The Department of Health's report The Regulation of the non-medical healthcare professions (July 2006) defines regulation as the set of systems and activities intended to ensure that healthcare practitioners have the necessary knowledge, skills, attitudes and behaviours to provide healthcare safely. This encompasses activity undertaken by individual professionals, teams, employers, regulatory bodies and other organisations.
The core activities of regulation are listed in the Health Act (1999) as:
- Keeping the register of members admitted to practice
- Determining standards of education and training for admission to practice
- Giving advice about standards of conduct and performance
- Administering procedures (including making rules) relating to misconduct, unfitness to practise and similar matters.
The prime purpose of professional regulation is public protection. Whilst there will also be considerable benefits for the professionals in the production of visible standards, the professionals themselves are not the main focus of regulation - the focus lies with the consumer.
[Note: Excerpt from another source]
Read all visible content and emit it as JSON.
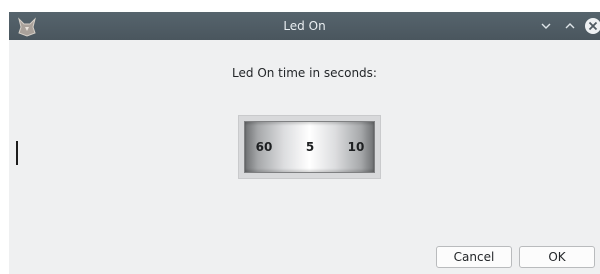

Professional regulation becomes statutory regulation at the point where the State regards it as so important for public safety that it legislates for a ban on either using the professional title or doing certain things unless your name appears in the register. This protects patients from the harm caused by people practising a profession which they are not fit to. It engenders public confidence by allowing members of the public and the employers of professionals to check on a person's registration status, knowing that the information they find will be correct and up to date.